In conjunction with the scripting feature, you can now compose several requests, stage them in the center workspace pane, and then automate their execution. Instead of needing to manually hit send, there is now a “Send Collection” button that will fire off each request in the order that the requests were added.

A demo of Swell’s collection runner feature.
Stage a collection of requests to run in succession

Additionally, in the new Schedule tab in the center workspace pane, you can automate the sending of requests to occur on a periodic basis. A user could leave Swell running in the background and it would send a collection of requests every hour and run the associated tests once the response comes back.
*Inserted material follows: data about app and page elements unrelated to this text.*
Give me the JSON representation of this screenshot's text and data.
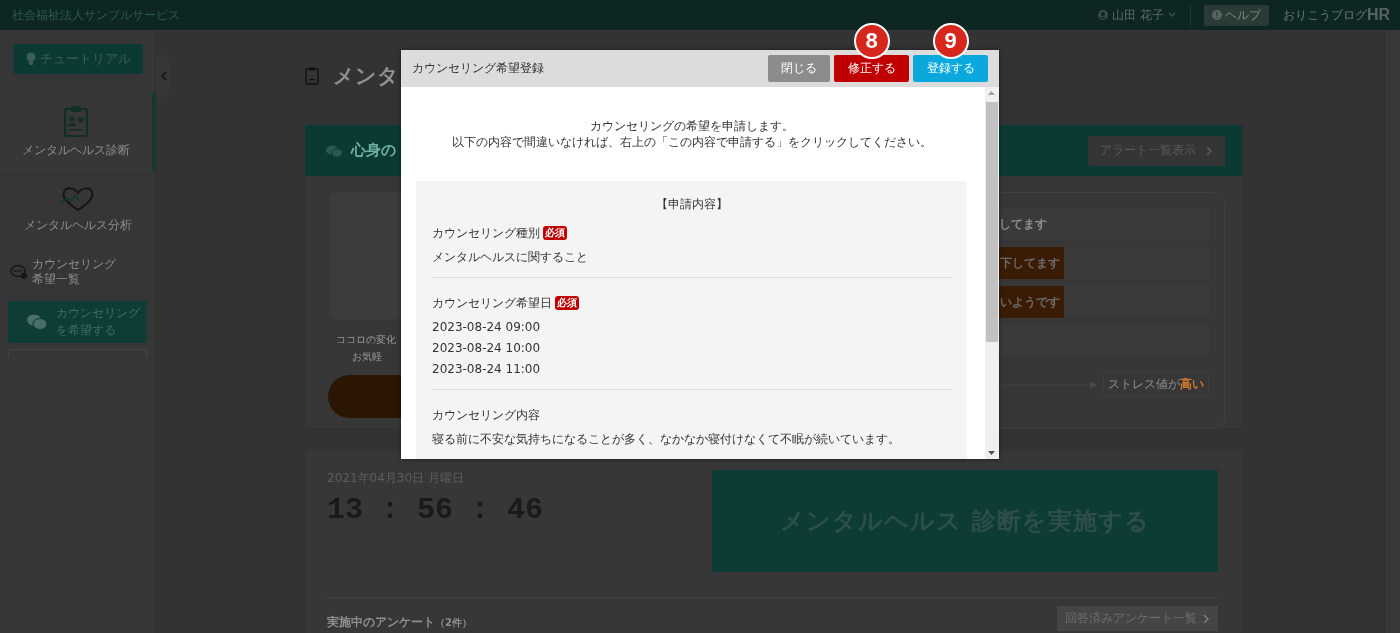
{
  "header": {
    "org_name": "社会福祉法人サンプルサービス",
    "user_name": "山田 花子",
    "help_label": "ヘルプ",
    "blog_label": "おりこうブログ",
    "logo_text": "HR"
  },
  "sidebar": {
    "tutorial_label": "チュートリアル",
    "items": [
      {
        "label": "メンタルヘルス診断",
        "kind": "stacked",
        "selected": true
      },
      {
        "label": "メンタルヘルス分析",
        "kind": "stacked",
        "selected": false
      },
      {
        "label": "カウンセリング希望一覧",
        "kind": "inline",
        "selected": false
      }
    ],
    "cta_label": "カウンセリングを希望する"
  },
  "page": {
    "title": "メンタ",
    "alert_card": {
      "title": "心身の",
      "list_button": "アラート一覧表示",
      "caption_lines": [
        "ココロの変化",
        "お気軽"
      ],
      "rows": [
        {
          "kind": "plain",
          "text": "してます"
        },
        {
          "kind": "badge",
          "text": "下してます"
        },
        {
          "kind": "badge",
          "text": "いようです"
        },
        {
          "kind": "empty"
        }
      ],
      "stress_label": "ストレス値が**高い**"
    },
    "clock_card": {
      "date": "2021年04月30日 月曜日",
      "time": "13 : 56 : 46",
      "cta": "メンタルヘルス 診断を実施する",
      "survey_title": "実施中のアンケート",
      "survey_count": "（2件）",
      "answered_button": "回答済みアンケート一覧"
    }
  },
  "modal": {
    "title": "カウンセリング希望登録",
    "buttons": [
      {
        "label": "閉じる",
        "kind": "close"
      },
      {
        "label": "修正する",
        "kind": "edit",
        "marker": "8"
      },
      {
        "label": "登録する",
        "kind": "submit",
        "marker": "9"
      }
    ],
    "intro_lines": [
      "カウンセリングの希望を申請します。",
      "以下の内容で間違いなければ、右上の「この内容で申請する」をクリックしてください。"
    ],
    "section_title": "【申請内容】",
    "fields": [
      {
        "label": "カウンセリング種別",
        "badge": "必須",
        "values": [
          "メンタルヘルスに関すること"
        ]
      },
      {
        "label": "カウンセリング希望日",
        "badge": "必須",
        "values": [
          "2023-08-24 09:00",
          "2023-08-24 10:00",
          "2023-08-24 11:00"
        ]
      },
      {
        "label": "カウンセリング内容",
        "values": [
          "寝る前に不安な気持ちになることが多く、なかなか寝付けなくて不眠が続いています。"
        ]
      }
    ]
  }
}
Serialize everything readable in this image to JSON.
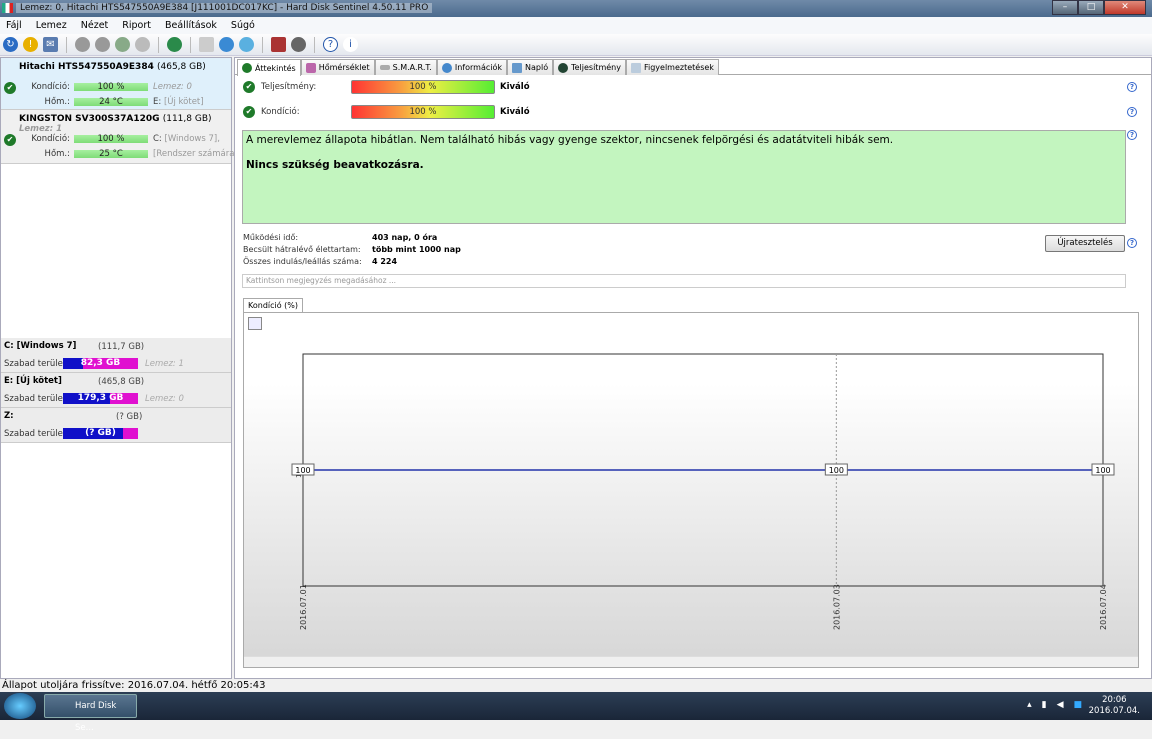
{
  "window": {
    "title": "Lemez: 0, Hitachi HTS547550A9E384 [J111001DC017KC]  -  Hard Disk Sentinel 4.50.11 PRO"
  },
  "menu": [
    "Fájl",
    "Lemez",
    "Nézet",
    "Riport",
    "Beállítások",
    "Súgó"
  ],
  "disks": [
    {
      "name": "Hitachi HTS547550A9E384",
      "size": "(465,8 GB)",
      "cond_label": "Kondíció:",
      "cond": "100 %",
      "temp_label": "Hőm.:",
      "temp": "24 °C",
      "extra1": "Lemez: 0",
      "extra2_drive": "E:",
      "extra2": "[Új kötet]"
    },
    {
      "name": "KINGSTON SV300S37A120G",
      "size": "(111,8 GB)",
      "disk_no": "Lemez: 1",
      "cond_label": "Kondíció:",
      "cond": "100 %",
      "temp_label": "Hőm.:",
      "temp": "25 °C",
      "extra1_drive": "C:",
      "extra1": "[Windows 7],",
      "extra2": "[Rendszer számára"
    }
  ],
  "volumes": [
    {
      "name": "C: [Windows 7]",
      "size": "(111,7 GB)",
      "free_label": "Szabad terület",
      "free": "82,3 GB",
      "used_fraction": 0.26,
      "disk": "Lemez: 1"
    },
    {
      "name": "E: [Új kötet]",
      "size": "(465,8 GB)",
      "free_label": "Szabad terület",
      "free": "179,3 GB",
      "used_fraction": 0.62,
      "disk": "Lemez: 0"
    },
    {
      "name": "Z:",
      "size": "(? GB)",
      "free_label": "Szabad terület",
      "free": "(? GB)",
      "used_fraction": 0.8,
      "disk": ""
    }
  ],
  "tabs": [
    "Áttekintés",
    "Hőmérséklet",
    "S.M.A.R.T.",
    "Információk",
    "Napló",
    "Teljesítmény",
    "Figyelmeztetések"
  ],
  "overview": {
    "perf_label": "Teljesítmény:",
    "perf": "100 %",
    "perf_rating": "Kiváló",
    "cond_label": "Kondíció:",
    "cond": "100 %",
    "cond_rating": "Kiváló",
    "message": "A merevlemez állapota hibátlan. Nem található hibás vagy gyenge szektor, nincsenek felpörgési és adatátviteli hibák sem.",
    "message2": "Nincs szükség beavatkozásra.",
    "uptime_label": "Működési idő:",
    "uptime": "403 nap, 0 óra",
    "life_label": "Becsült hátralévő élettartam:",
    "life": "több mint 1000 nap",
    "starts_label": "Összes indulás/leállás száma:",
    "starts": "4 224",
    "retest": "Újratesztelés",
    "note_placeholder": "Kattintson megjegyzés megadásához ...",
    "chart_tab": "Kondíció  (%)"
  },
  "chart_data": {
    "type": "line",
    "title": "Kondíció (%)",
    "x": [
      "2016.07.01",
      "2016.07.03",
      "2016.07.04"
    ],
    "x_days": [
      0,
      2,
      3
    ],
    "values": [
      100,
      100,
      100
    ],
    "ylabel": "100",
    "ylim": [
      0,
      200
    ],
    "series_color": "#2233aa"
  },
  "status": "Állapot utoljára frissítve: 2016.07.04. hétfő 20:05:43",
  "taskbar": {
    "app": "Hard Disk Se...",
    "time": "20:06",
    "date": "2016.07.04."
  }
}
This is useful because now a developer can now partly automate the process of ensuring their API is functioning throughout different parts of the day and be notified if services are not behaving as expected.

A demo of Swell’s scheduling feature.
A demo of Swell’s scheduling feature.
Schedule requests to automatically run on an interval

Lastly, you can now also open a rendered preview of a response if the endpoint returns an HTML document.

A demo of Swell’s additional new features including rendering HTML responses
A demo of Swell’s additional new features including rendering HTML responses
Render a preview of HTML responses

How does it work?

Under the hood, the JavaScript a developer writes is sent to a sandboxed runtime instantiated with VM2. This ephemeral environment exists only for a brief time in the main Electron process and its purpose is to execute the script. It has limited access to process methods and restrictions on built-in and external modules. This protects the user from potentially malicious scripts being hidden in Swell workspaces that are being shared over the internet.

The only external library currently allowed to be imported using require is Chai, which Swell does for you automatically.

Inspiration

Postman logo
The current leader for collaborative API development

We would be remiss in not acknowledging the most popular tool for developing and testing RESTful endpoints, Postman. In fact, the comprehensive scripting and testing features in Postman was the main inspiration for us to bring this feature to Swell.

Postman is used by over 500,000 different companies and 10 million developers worldwide. To say that level of adoption and success is commendable is only an understatement.

Insomnia logo

Insomnia is another popular API testing tool that already included support for REST and GraphQL and also just announced support for gRPC in early December 2020.

Insomnia offers a beautiful and responsive UI and has a flourishing and active open-source community.

Conclusion

Swell’s logo
Testing for streaming APIs, including RESTful, GraphQL, and gRPC
  • Swell is a free and open-source, desktop Electron application. Now with version 0.8.0, it offers a scripting feature that enables developers to create test suites to validate the behavior of their API endpoints.
  • Swell also now has the ability to launch a collection of requests that will run in ordered succession and run any associated tests.
  • It can now also schedule requests to run on a periodic basis (e.g. once an hour) to help a developer gain a better understanding of how their API functions throughout the day/week/month etc.
  • A minor addition is that there is also a preview in the response pane that renders the response received, such as an HTML document.
  • Swell draws some inspiration from the two big names in the API tooling space, namely Postman and Insomnia, but offers more functionality with the additional support for WebSockets, gRPC, and GraphQL.
  • WebSocket persistent connections are easily testable with simple messaging support but can also support listening and displaying a stream after subscription.
  • Unary, server-side, client-side, and bidirectional gRPC streams are supported to aid in the development and testing of backend microservices.
  • While Swell is still young and yet to reach a major 1.0.0 release, its growth has been significant and it continues to offer many useful features to any API developer.
  • Our core team is tiny in comparison to Postman or Insomnia but kept in active development. If you’re curious to check out Swell, please visit our Github page! We welcome any comments or issues and are always looking for ways to improve.

Get Swell!

This article was co-authored by

Software Engineer